Action item
Identify each line below that contains the word "screenshot", and copy it out.

The data
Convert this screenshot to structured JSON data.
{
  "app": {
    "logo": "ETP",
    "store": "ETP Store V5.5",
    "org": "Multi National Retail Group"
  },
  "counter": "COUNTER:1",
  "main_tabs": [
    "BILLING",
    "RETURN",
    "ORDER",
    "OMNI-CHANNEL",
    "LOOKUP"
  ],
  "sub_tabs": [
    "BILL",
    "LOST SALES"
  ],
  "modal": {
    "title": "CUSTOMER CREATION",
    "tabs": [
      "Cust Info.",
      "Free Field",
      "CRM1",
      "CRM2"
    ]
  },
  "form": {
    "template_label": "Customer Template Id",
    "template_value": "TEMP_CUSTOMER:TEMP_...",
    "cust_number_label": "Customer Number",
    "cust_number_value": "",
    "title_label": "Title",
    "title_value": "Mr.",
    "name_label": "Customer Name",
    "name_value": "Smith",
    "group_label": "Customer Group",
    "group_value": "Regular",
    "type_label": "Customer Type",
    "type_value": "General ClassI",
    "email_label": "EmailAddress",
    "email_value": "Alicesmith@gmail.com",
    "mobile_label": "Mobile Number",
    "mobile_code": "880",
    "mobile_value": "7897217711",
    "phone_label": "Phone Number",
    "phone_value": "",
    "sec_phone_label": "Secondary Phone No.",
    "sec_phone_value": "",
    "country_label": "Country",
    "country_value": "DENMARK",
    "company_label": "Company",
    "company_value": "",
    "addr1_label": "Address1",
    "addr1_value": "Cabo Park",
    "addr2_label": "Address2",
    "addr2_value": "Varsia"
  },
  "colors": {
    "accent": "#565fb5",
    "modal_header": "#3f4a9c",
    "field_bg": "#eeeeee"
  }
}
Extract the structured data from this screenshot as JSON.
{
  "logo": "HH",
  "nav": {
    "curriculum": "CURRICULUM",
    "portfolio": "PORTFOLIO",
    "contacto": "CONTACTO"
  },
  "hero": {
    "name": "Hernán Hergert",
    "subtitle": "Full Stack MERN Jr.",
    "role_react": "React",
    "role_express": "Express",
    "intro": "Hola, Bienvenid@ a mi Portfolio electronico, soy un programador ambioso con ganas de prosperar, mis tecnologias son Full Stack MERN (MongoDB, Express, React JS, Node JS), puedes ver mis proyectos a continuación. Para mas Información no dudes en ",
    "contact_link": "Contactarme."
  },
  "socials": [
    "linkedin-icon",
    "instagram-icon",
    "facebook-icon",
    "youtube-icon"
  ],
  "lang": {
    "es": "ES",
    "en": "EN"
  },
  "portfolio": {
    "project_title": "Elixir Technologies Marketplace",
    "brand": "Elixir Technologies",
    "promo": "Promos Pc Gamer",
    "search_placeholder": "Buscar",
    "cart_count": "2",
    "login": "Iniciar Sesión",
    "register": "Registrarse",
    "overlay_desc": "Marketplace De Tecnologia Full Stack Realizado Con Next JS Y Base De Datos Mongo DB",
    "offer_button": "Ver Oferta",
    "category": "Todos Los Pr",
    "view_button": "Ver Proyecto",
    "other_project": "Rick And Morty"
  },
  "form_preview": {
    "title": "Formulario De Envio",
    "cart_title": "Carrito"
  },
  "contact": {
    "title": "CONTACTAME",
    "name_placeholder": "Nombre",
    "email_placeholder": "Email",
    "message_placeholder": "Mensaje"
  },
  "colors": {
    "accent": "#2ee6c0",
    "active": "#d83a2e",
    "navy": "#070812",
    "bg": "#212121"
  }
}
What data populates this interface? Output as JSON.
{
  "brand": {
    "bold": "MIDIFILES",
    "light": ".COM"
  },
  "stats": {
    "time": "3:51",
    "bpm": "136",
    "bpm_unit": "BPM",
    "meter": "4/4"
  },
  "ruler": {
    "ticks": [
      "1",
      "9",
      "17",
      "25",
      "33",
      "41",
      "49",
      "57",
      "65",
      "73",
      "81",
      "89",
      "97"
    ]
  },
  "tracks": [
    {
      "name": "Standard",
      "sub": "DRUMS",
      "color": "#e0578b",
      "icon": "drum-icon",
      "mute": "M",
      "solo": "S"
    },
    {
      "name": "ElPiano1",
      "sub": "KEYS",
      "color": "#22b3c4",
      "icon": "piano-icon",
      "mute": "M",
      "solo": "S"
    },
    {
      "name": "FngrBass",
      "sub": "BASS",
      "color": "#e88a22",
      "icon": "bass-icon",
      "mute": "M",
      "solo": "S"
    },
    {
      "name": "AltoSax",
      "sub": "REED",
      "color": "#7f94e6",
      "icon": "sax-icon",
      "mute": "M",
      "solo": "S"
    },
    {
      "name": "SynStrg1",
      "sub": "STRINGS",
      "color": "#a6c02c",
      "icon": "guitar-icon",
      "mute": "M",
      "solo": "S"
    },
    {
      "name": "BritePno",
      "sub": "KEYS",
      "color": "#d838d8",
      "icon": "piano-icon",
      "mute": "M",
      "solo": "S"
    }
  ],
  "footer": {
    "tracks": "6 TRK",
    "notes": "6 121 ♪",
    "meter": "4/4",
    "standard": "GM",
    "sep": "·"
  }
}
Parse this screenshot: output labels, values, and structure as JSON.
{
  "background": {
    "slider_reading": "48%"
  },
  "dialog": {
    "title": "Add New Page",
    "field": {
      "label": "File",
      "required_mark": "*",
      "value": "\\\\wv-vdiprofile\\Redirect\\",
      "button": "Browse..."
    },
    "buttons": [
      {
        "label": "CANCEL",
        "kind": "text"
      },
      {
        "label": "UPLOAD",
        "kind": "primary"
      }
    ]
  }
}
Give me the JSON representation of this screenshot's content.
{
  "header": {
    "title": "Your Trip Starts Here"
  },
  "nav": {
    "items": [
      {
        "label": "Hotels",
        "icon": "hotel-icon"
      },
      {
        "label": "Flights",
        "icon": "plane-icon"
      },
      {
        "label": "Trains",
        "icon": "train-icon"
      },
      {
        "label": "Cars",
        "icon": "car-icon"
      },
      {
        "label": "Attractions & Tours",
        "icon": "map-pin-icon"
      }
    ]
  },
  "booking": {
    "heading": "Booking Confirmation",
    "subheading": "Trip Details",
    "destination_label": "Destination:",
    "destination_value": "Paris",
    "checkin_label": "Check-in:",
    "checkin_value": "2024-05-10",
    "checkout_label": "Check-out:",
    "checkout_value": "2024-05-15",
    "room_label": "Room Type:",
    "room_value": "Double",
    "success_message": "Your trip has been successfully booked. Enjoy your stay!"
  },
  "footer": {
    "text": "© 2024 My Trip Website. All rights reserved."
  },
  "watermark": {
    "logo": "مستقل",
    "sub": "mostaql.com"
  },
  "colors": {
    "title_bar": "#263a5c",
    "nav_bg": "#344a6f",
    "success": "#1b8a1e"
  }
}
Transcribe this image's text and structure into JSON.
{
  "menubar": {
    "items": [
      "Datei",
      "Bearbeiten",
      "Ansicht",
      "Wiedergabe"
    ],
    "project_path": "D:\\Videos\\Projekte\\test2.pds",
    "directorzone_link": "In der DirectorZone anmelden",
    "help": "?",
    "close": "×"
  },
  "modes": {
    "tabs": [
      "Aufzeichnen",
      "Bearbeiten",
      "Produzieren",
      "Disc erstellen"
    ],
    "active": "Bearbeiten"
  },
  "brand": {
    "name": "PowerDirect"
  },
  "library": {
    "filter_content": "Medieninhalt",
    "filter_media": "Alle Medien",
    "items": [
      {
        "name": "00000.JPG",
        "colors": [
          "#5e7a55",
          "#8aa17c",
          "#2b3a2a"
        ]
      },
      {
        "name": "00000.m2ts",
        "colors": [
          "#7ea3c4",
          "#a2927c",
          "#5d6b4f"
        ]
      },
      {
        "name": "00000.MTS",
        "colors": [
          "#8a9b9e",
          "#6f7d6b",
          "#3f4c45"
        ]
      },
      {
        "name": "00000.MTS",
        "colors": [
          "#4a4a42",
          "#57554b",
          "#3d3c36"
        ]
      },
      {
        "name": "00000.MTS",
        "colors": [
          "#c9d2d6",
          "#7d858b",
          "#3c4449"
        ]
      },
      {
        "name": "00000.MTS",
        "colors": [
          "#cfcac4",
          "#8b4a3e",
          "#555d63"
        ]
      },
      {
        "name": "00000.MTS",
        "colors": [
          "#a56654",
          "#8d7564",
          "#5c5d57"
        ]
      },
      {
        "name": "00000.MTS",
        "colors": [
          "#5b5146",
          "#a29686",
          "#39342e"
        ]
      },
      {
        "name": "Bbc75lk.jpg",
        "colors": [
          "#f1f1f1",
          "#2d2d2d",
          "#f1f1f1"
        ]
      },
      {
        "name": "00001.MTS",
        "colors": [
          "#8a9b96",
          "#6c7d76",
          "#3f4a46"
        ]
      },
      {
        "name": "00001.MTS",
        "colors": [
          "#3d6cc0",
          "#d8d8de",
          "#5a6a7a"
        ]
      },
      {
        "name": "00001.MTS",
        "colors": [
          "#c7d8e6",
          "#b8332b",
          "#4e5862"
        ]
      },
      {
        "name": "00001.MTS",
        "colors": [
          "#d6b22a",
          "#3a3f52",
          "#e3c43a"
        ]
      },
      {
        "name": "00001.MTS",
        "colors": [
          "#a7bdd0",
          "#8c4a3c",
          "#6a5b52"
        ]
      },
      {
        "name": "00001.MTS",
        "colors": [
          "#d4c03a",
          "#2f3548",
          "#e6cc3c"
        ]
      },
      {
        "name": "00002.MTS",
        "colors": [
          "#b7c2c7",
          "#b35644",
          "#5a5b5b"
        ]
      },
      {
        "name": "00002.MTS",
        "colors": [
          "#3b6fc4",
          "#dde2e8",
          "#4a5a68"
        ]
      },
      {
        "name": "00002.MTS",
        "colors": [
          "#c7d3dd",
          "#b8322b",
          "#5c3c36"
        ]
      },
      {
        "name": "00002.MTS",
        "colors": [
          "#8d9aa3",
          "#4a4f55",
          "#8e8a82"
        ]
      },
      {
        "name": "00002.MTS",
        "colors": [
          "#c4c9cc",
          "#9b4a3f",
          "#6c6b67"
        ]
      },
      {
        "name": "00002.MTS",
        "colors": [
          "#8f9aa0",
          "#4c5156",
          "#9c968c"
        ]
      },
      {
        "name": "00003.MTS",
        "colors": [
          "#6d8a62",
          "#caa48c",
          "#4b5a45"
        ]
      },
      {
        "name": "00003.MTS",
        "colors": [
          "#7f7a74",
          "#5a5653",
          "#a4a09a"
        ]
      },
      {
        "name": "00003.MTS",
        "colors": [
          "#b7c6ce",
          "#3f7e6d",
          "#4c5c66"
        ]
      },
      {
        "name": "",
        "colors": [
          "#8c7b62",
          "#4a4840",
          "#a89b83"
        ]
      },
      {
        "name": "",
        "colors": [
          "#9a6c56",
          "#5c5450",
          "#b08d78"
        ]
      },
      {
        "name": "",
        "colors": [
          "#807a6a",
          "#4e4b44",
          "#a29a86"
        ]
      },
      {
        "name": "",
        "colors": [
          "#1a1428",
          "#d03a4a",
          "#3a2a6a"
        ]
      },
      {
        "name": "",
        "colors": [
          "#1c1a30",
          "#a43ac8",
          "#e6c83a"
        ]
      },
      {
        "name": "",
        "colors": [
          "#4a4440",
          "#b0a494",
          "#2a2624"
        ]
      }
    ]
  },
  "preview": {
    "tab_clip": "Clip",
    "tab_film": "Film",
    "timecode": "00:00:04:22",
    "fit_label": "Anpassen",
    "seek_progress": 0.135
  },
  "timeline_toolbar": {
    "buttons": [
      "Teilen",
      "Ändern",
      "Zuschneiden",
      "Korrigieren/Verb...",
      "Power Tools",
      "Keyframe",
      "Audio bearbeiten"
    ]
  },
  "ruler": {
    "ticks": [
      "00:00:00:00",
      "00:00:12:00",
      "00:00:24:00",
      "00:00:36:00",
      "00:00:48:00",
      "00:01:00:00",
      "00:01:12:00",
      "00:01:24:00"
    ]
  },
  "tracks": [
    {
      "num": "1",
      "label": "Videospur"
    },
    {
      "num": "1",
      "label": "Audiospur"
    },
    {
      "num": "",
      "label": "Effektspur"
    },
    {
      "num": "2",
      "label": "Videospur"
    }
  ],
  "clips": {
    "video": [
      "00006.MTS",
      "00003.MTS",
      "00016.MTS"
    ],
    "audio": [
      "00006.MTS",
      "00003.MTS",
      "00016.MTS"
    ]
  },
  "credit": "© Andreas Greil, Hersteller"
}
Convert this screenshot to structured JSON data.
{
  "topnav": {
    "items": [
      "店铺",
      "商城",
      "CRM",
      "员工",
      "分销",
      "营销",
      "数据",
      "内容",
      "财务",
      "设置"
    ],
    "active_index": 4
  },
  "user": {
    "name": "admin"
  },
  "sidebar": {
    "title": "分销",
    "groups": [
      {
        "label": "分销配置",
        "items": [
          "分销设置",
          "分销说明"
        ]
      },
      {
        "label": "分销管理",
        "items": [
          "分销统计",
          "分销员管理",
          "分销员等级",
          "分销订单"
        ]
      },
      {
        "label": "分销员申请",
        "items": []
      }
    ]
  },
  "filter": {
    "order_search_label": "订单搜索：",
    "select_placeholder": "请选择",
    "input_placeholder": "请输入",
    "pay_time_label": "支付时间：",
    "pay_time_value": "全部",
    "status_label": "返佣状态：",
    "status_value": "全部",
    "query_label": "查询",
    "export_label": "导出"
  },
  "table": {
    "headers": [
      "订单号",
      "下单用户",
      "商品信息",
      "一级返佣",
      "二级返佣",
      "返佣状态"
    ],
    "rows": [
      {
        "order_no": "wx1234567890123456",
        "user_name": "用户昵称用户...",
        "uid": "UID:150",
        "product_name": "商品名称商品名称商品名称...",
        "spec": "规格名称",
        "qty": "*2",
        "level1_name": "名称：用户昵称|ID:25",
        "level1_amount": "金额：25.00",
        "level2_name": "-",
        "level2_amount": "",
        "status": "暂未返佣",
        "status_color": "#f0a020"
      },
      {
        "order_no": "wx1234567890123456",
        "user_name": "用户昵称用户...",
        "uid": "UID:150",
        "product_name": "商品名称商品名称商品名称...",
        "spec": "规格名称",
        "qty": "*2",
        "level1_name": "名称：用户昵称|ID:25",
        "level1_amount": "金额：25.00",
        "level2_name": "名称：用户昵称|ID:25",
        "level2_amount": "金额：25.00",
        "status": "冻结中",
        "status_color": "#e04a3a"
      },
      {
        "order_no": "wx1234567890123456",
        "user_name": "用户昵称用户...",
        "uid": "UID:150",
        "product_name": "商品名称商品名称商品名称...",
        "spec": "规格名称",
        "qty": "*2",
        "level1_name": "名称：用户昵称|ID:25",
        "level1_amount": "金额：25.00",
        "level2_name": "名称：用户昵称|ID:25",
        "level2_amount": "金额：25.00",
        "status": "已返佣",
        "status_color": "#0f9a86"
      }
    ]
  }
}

Your response
Convert this screenshot to structured JSON data.
Extract the structured data from this screenshot as JSON.
Parse this screenshot: output labels, values, and structure as JSON.
Give me the JSON representation of this screenshot's content.
Convert this screenshot to structured JSON data.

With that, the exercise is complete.